» **Your objective**
Restate each line below word for word, skipping every picture.

» **Exercise input**
•••
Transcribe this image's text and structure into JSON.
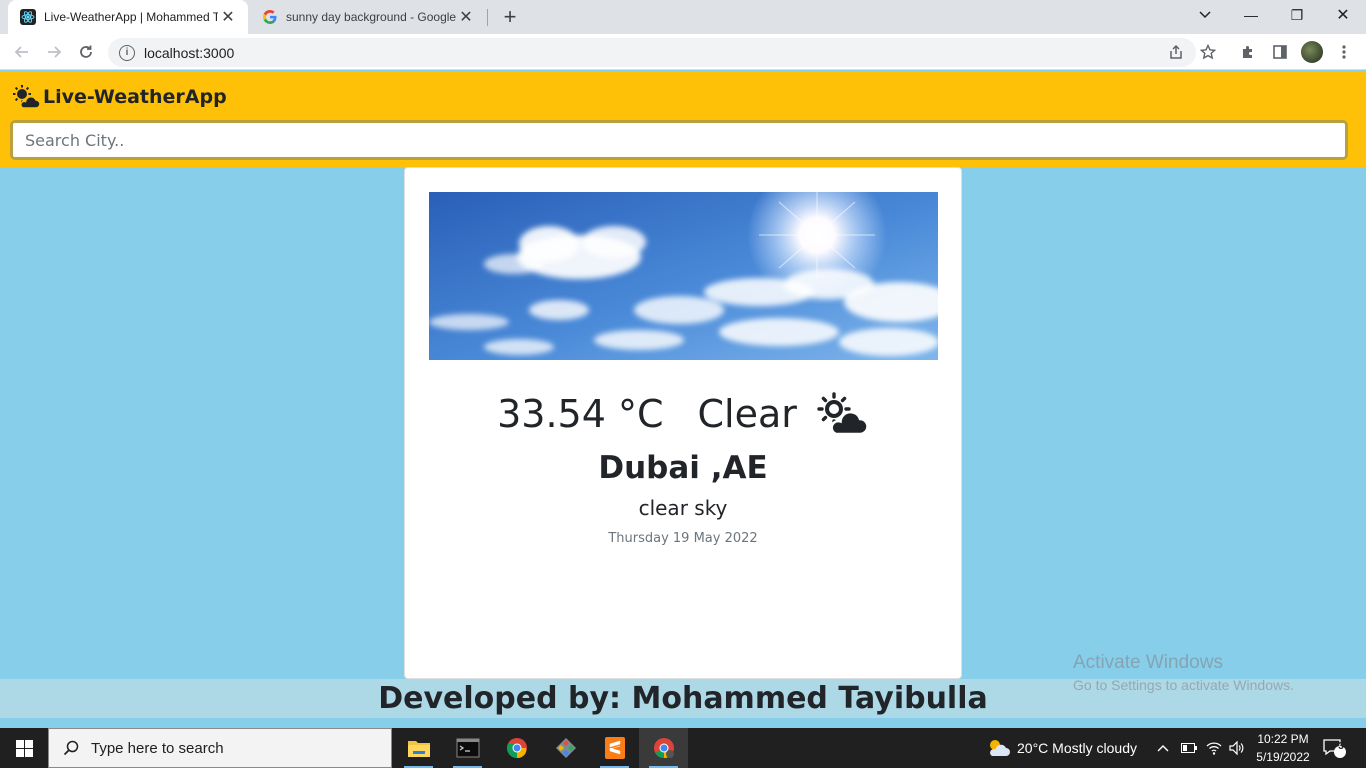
{
  "browser": {
    "tabs": [
      {
        "title": "Live-WeatherApp | Mohammed T",
        "close": "✕"
      },
      {
        "title": "sunny day background - Google",
        "close": "✕"
      }
    ],
    "new_tab": "+",
    "url": "localhost:3000",
    "window_controls": {
      "minimize": "—",
      "restore": "❐",
      "close": "✕"
    }
  },
  "app": {
    "brand": "Live-WeatherApp",
    "search_placeholder": "Search City.."
  },
  "weather": {
    "temperature": "33.54 °C",
    "condition": "Clear",
    "city": "Dubai ,AE",
    "description": "clear sky",
    "date": "Thursday 19 May 2022",
    "icon": "sun-cloud-icon"
  },
  "footer": {
    "credit": "Developed by: Mohammed Tayibulla"
  },
  "watermark": {
    "title": "Activate Windows",
    "subtitle": "Go to Settings to activate Windows."
  },
  "taskbar": {
    "search_placeholder": "Type here to search",
    "weather": "20°C  Mostly cloudy",
    "time": "10:22 PM",
    "date": "5/19/2022",
    "notifications": "3"
  },
  "colors": {
    "appbar": "#ffc107",
    "page_bg": "#87ceeb",
    "footer_bg": "#add8e6",
    "card_bg": "#ffffff"
  }
}
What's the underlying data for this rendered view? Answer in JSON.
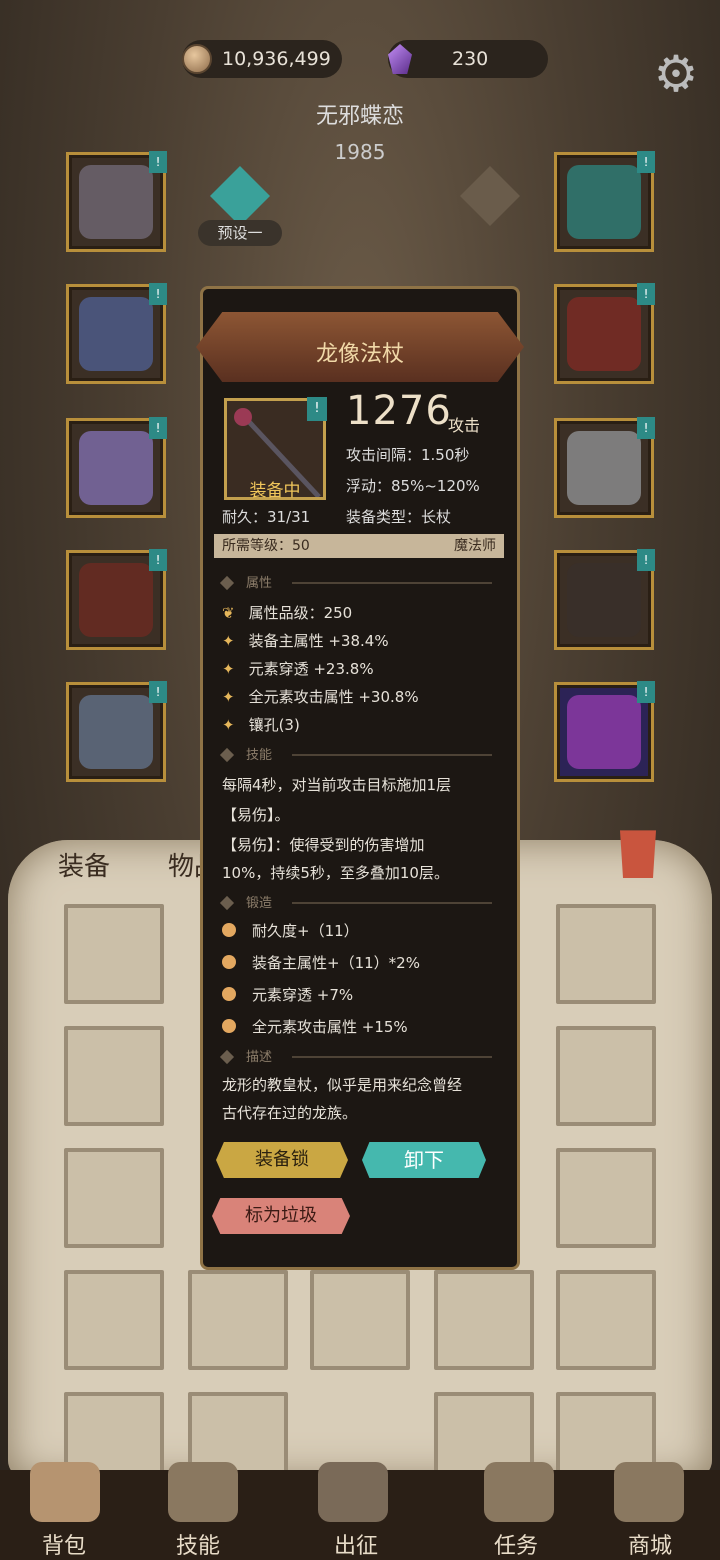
{
  "currency": {
    "gold": "10,936,499",
    "gems": "230"
  },
  "character": {
    "name": "无邪蝶恋",
    "level": "1985",
    "preset": "预设一"
  },
  "tabs": {
    "equipment": "装备",
    "items": "物品"
  },
  "slot_tag": "!",
  "popup": {
    "title": "龙像法杖",
    "equipped_label": "装备中",
    "attack_value": "1276",
    "attack_unit": "攻击",
    "attack_interval": "攻击间隔：1.50秒",
    "float": "浮动：85%~120%",
    "equip_type": "装备类型：长杖",
    "durability": "耐久：31/31",
    "required_level": "所需等级：50",
    "class": "魔法师",
    "sections": {
      "attributes": "属性",
      "skills": "技能",
      "forge": "锻造",
      "description": "描述"
    },
    "attr_grade": "属性品级：250",
    "attributes": [
      "装备主属性 +38.4%",
      "元素穿透 +23.8%",
      "全元素攻击属性 +30.8%",
      "镶孔(3)"
    ],
    "skill_lines": [
      "每隔4秒，对当前攻击目标施加1层",
      "【易伤】。",
      "【易伤】：使得受到的伤害增加",
      "10%，持续5秒，至多叠加10层。"
    ],
    "forge_lines": [
      "耐久度+（11）",
      "装备主属性+（11）*2%",
      "元素穿透 +7%",
      "全元素攻击属性 +15%"
    ],
    "desc_lines": [
      "龙形的教皇杖，似乎是用来纪念曾经",
      "古代存在过的龙族。"
    ],
    "buttons": {
      "lock": "装备锁",
      "unequip": "卸下",
      "junk": "标为垃圾"
    }
  },
  "nav": [
    "背包",
    "技能",
    "出征",
    "任务",
    "商城"
  ]
}
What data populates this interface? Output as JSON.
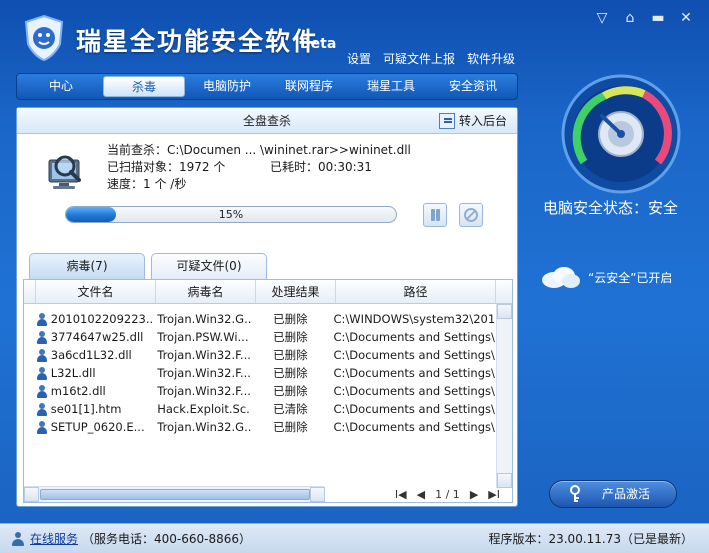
{
  "app": {
    "title": "瑞星全功能安全软件",
    "beta": "Beta"
  },
  "top_links": [
    "设置",
    "可疑文件上报",
    "软件升级"
  ],
  "window_controls": [
    "menu-icon",
    "skin-icon",
    "minimize-icon",
    "close-icon"
  ],
  "nav": {
    "tabs": [
      "中心",
      "杀毒",
      "电脑防护",
      "联网程序",
      "瑞星工具",
      "安全资讯"
    ],
    "active": "杀毒"
  },
  "scan": {
    "title": "全盘查杀",
    "to_background": "转入后台",
    "current_label": "当前查杀：",
    "current_value": "C:\\Documen ... \\wininet.rar>>wininet.dll",
    "scanned_label": "已扫描对象：",
    "scanned_value": "1972 个",
    "elapsed_label": "已耗时：",
    "elapsed_value": "00:30:31",
    "speed_label": "速度：",
    "speed_value": "1 个 /秒",
    "progress_percent": 15,
    "progress_text": "15%"
  },
  "subtabs": [
    {
      "label": "病毒(7)",
      "active": true
    },
    {
      "label": "可疑文件(0)",
      "active": false
    }
  ],
  "table": {
    "headers": [
      "文件名",
      "病毒名",
      "处理结果",
      "路径"
    ],
    "rows": [
      {
        "name": "2010102209223...",
        "virus": "Trojan.Win32.G...",
        "result": "已删除",
        "path": "C:\\WINDOWS\\system32\\201..."
      },
      {
        "name": "3774647w25.dll",
        "virus": "Trojan.PSW.Wi...",
        "result": "已删除",
        "path": "C:\\Documents and Settings\\..."
      },
      {
        "name": "3a6cd1L32.dll",
        "virus": "Trojan.Win32.F...",
        "result": "已删除",
        "path": "C:\\Documents and Settings\\..."
      },
      {
        "name": "L32L.dll",
        "virus": "Trojan.Win32.F...",
        "result": "已删除",
        "path": "C:\\Documents and Settings\\..."
      },
      {
        "name": "m16t2.dll",
        "virus": "Trojan.Win32.F...",
        "result": "已删除",
        "path": "C:\\Documents and Settings\\..."
      },
      {
        "name": "se01[1].htm",
        "virus": "Hack.Exploit.Sc...",
        "result": "已清除",
        "path": "C:\\Documents and Settings\\..."
      },
      {
        "name": "SETUP_0620.E...",
        "virus": "Trojan.Win32.G...",
        "result": "已删除",
        "path": "C:\\Documents and Settings\\..."
      }
    ]
  },
  "pager": {
    "first": "I◀",
    "prev": "◀",
    "page_text": "1 / 1",
    "next": "▶",
    "last": "▶I"
  },
  "status": {
    "security_state": "电脑安全状态：安全",
    "cloud_text": "“云安全”已开启"
  },
  "activate_button": "产品激活",
  "footer": {
    "online_service": "在线服务",
    "phone": "（服务电话：400-660-8866）",
    "version": "程序版本：23.00.11.73（已是最新）"
  },
  "colors": {
    "brand_blue": "#1a66c8",
    "progress_blue": "#1f78d6",
    "panel_border": "#6f9fd5"
  }
}
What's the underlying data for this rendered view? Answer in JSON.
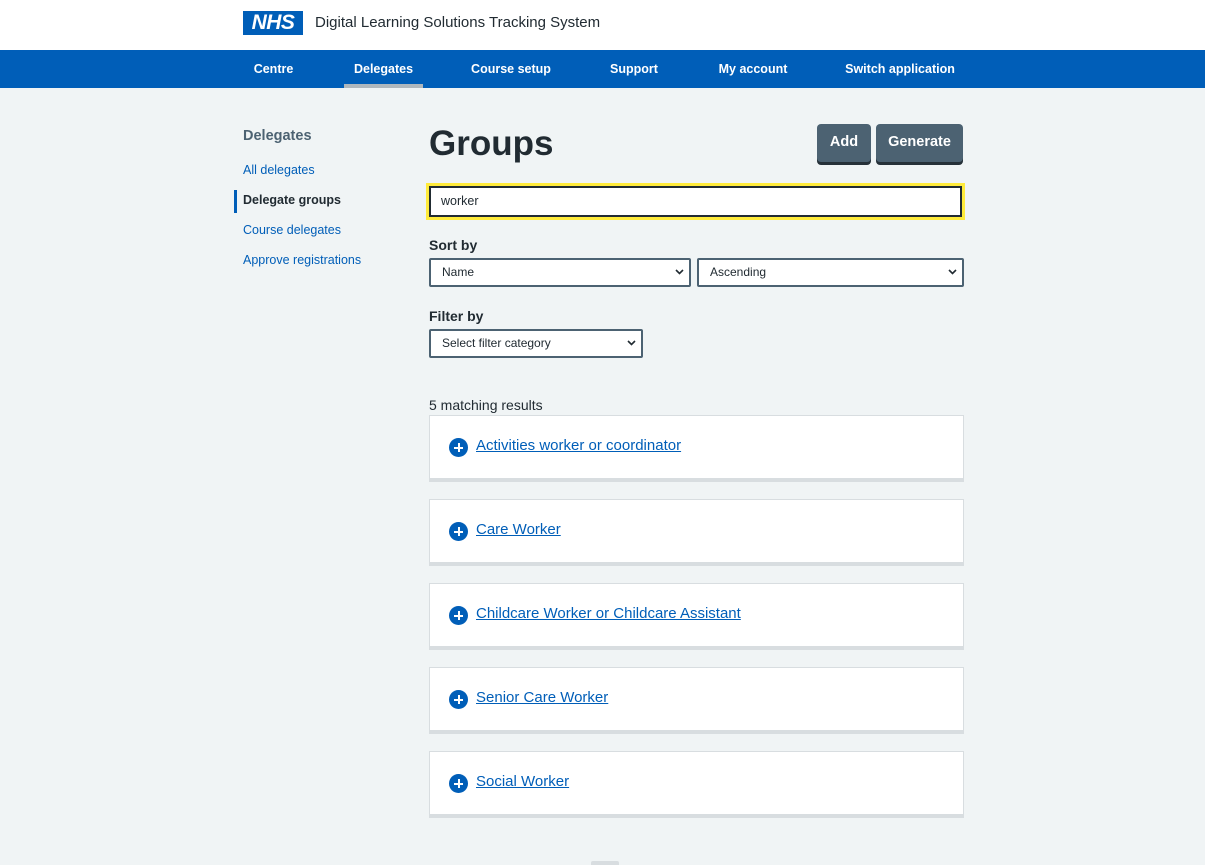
{
  "header": {
    "logo_text": "NHS",
    "app_title": "Digital Learning Solutions Tracking System"
  },
  "nav": {
    "items": [
      {
        "label": "Centre"
      },
      {
        "label": "Delegates",
        "active": true
      },
      {
        "label": "Course setup"
      },
      {
        "label": "Support"
      },
      {
        "label": "My account"
      },
      {
        "label": "Switch application"
      }
    ]
  },
  "sidebar": {
    "title": "Delegates",
    "items": [
      {
        "label": "All delegates"
      },
      {
        "label": "Delegate groups",
        "current": true
      },
      {
        "label": "Course delegates"
      },
      {
        "label": "Approve registrations"
      }
    ]
  },
  "main": {
    "title": "Groups",
    "add_label": "Add",
    "generate_label": "Generate",
    "search_value": "worker",
    "sort_label": "Sort by",
    "sort_field_value": "Name",
    "sort_direction_value": "Ascending",
    "filter_label": "Filter by",
    "filter_value": "Select filter category",
    "results_count": "5 matching results",
    "results": [
      {
        "label": "Activities worker or coordinator"
      },
      {
        "label": "Care Worker"
      },
      {
        "label": "Childcare Worker or Childcare Assistant"
      },
      {
        "label": "Senior Care Worker"
      },
      {
        "label": "Social Worker"
      }
    ]
  },
  "colors": {
    "brand_blue": "#005eb8",
    "button_grey": "#4c6272",
    "focus_yellow": "#ffeb3b",
    "page_background": "#f0f4f5"
  }
}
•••
» **Written solution**
Transcribe this image's text and structure into JSON.
{
  "browser": {
    "tabs": [
      {
        "title": "Live-WeatherApp | Mohammed T",
        "close": "✕"
      },
      {
        "title": "sunny day background - Google",
        "close": "✕"
      }
    ],
    "new_tab": "+",
    "url": "localhost:3000",
    "window_controls": {
      "minimize": "—",
      "restore": "❐",
      "close": "✕"
    }
  },
  "app": {
    "brand": "Live-WeatherApp",
    "search_placeholder": "Search City.."
  },
  "weather": {
    "temperature": "33.54 °C",
    "condition": "Clear",
    "city": "Dubai ,AE",
    "description": "clear sky",
    "date": "Thursday 19 May 2022",
    "icon": "sun-cloud-icon"
  },
  "footer": {
    "credit": "Developed by: Mohammed Tayibulla"
  },
  "watermark": {
    "title": "Activate Windows",
    "subtitle": "Go to Settings to activate Windows."
  },
  "taskbar": {
    "search_placeholder": "Type here to search",
    "weather": "20°C  Mostly cloudy",
    "time": "10:22 PM",
    "date": "5/19/2022",
    "notifications": "3"
  },
  "colors": {
    "appbar": "#ffc107",
    "page_bg": "#87ceeb",
    "footer_bg": "#add8e6",
    "card_bg": "#ffffff"
  }
}
What's the underlying data for this rendered view? Answer in JSON.
{
  "currency": {
    "gold": "10,936,499",
    "gems": "230"
  },
  "character": {
    "name": "无邪蝶恋",
    "level": "1985",
    "preset": "预设一"
  },
  "tabs": {
    "equipment": "装备",
    "items": "物品"
  },
  "slot_tag": "!",
  "popup": {
    "title": "龙像法杖",
    "equipped_label": "装备中",
    "attack_value": "1276",
    "attack_unit": "攻击",
    "attack_interval": "攻击间隔：1.50秒",
    "float": "浮动：85%~120%",
    "equip_type": "装备类型：长杖",
    "durability": "耐久：31/31",
    "required_level": "所需等级：50",
    "class": "魔法师",
    "sections": {
      "attributes": "属性",
      "skills": "技能",
      "forge": "锻造",
      "description": "描述"
    },
    "attr_grade": "属性品级：250",
    "attributes": [
      "装备主属性 +38.4%",
      "元素穿透 +23.8%",
      "全元素攻击属性 +30.8%",
      "镶孔(3)"
    ],
    "skill_lines": [
      "每隔4秒，对当前攻击目标施加1层",
      "【易伤】。",
      "【易伤】：使得受到的伤害增加",
      "10%，持续5秒，至多叠加10层。"
    ],
    "forge_lines": [
      "耐久度+（11）",
      "装备主属性+（11）*2%",
      "元素穿透 +7%",
      "全元素攻击属性 +15%"
    ],
    "desc_lines": [
      "龙形的教皇杖，似乎是用来纪念曾经",
      "古代存在过的龙族。"
    ],
    "buttons": {
      "lock": "装备锁",
      "unequip": "卸下",
      "junk": "标为垃圾"
    }
  },
  "nav": [
    "背包",
    "技能",
    "出征",
    "任务",
    "商城"
  ]
}
What data populates this interface? Output as JSON.
{
  "app": {
    "title": "瑞星全功能安全软件",
    "beta": "Beta"
  },
  "top_links": [
    "设置",
    "可疑文件上报",
    "软件升级"
  ],
  "window_controls": [
    "menu-icon",
    "skin-icon",
    "minimize-icon",
    "close-icon"
  ],
  "nav": {
    "tabs": [
      "中心",
      "杀毒",
      "电脑防护",
      "联网程序",
      "瑞星工具",
      "安全资讯"
    ],
    "active": "杀毒"
  },
  "scan": {
    "title": "全盘查杀",
    "to_background": "转入后台",
    "current_label": "当前查杀：",
    "current_value": "C:\\Documen ... \\wininet.rar>>wininet.dll",
    "scanned_label": "已扫描对象：",
    "scanned_value": "1972 个",
    "elapsed_label": "已耗时：",
    "elapsed_value": "00:30:31",
    "speed_label": "速度：",
    "speed_value": "1 个 /秒",
    "progress_percent": 15,
    "progress_text": "15%"
  },
  "subtabs": [
    {
      "label": "病毒(7)",
      "active": true
    },
    {
      "label": "可疑文件(0)",
      "active": false
    }
  ],
  "table": {
    "headers": [
      "文件名",
      "病毒名",
      "处理结果",
      "路径"
    ],
    "rows": [
      {
        "name": "2010102209223...",
        "virus": "Trojan.Win32.G...",
        "result": "已删除",
        "path": "C:\\WINDOWS\\system32\\201..."
      },
      {
        "name": "3774647w25.dll",
        "virus": "Trojan.PSW.Wi...",
        "result": "已删除",
        "path": "C:\\Documents and Settings\\..."
      },
      {
        "name": "3a6cd1L32.dll",
        "virus": "Trojan.Win32.F...",
        "result": "已删除",
        "path": "C:\\Documents and Settings\\..."
      },
      {
        "name": "L32L.dll",
        "virus": "Trojan.Win32.F...",
        "result": "已删除",
        "path": "C:\\Documents and Settings\\..."
      },
      {
        "name": "m16t2.dll",
        "virus": "Trojan.Win32.F...",
        "result": "已删除",
        "path": "C:\\Documents and Settings\\..."
      },
      {
        "name": "se01[1].htm",
        "virus": "Hack.Exploit.Sc...",
        "result": "已清除",
        "path": "C:\\Documents and Settings\\..."
      },
      {
        "name": "SETUP_0620.E...",
        "virus": "Trojan.Win32.G...",
        "result": "已删除",
        "path": "C:\\Documents and Settings\\..."
      }
    ]
  },
  "pager": {
    "first": "I◀",
    "prev": "◀",
    "page_text": "1 / 1",
    "next": "▶",
    "last": "▶I"
  },
  "status": {
    "security_state": "电脑安全状态：安全",
    "cloud_text": "“云安全”已开启"
  },
  "activate_button": "产品激活",
  "footer": {
    "online_service": "在线服务",
    "phone": "（服务电话：400-660-8866）",
    "version": "程序版本：23.00.11.73（已是最新）"
  },
  "colors": {
    "brand_blue": "#1a66c8",
    "progress_blue": "#1f78d6",
    "panel_border": "#6f9fd5"
  }
}
What's the underlying data for this rendered view? Answer in JSON.
{
  "header": {
    "logo_text": "NHS",
    "app_title": "Digital Learning Solutions Tracking System"
  },
  "nav": {
    "items": [
      {
        "label": "Centre"
      },
      {
        "label": "Delegates",
        "active": true
      },
      {
        "label": "Course setup"
      },
      {
        "label": "Support"
      },
      {
        "label": "My account"
      },
      {
        "label": "Switch application"
      }
    ]
  },
  "sidebar": {
    "title": "Delegates",
    "items": [
      {
        "label": "All delegates"
      },
      {
        "label": "Delegate groups",
        "current": true
      },
      {
        "label": "Course delegates"
      },
      {
        "label": "Approve registrations"
      }
    ]
  },
  "main": {
    "title": "Groups",
    "add_label": "Add",
    "generate_label": "Generate",
    "search_value": "worker",
    "sort_label": "Sort by",
    "sort_field_value": "Name",
    "sort_direction_value": "Ascending",
    "filter_label": "Filter by",
    "filter_value": "Select filter category",
    "results_count": "5 matching results",
    "results": [
      {
        "label": "Activities worker or coordinator"
      },
      {
        "label": "Care Worker"
      },
      {
        "label": "Childcare Worker or Childcare Assistant"
      },
      {
        "label": "Senior Care Worker"
      },
      {
        "label": "Social Worker"
      }
    ]
  },
  "colors": {
    "brand_blue": "#005eb8",
    "button_grey": "#4c6272",
    "focus_yellow": "#ffeb3b",
    "page_background": "#f0f4f5"
  }
}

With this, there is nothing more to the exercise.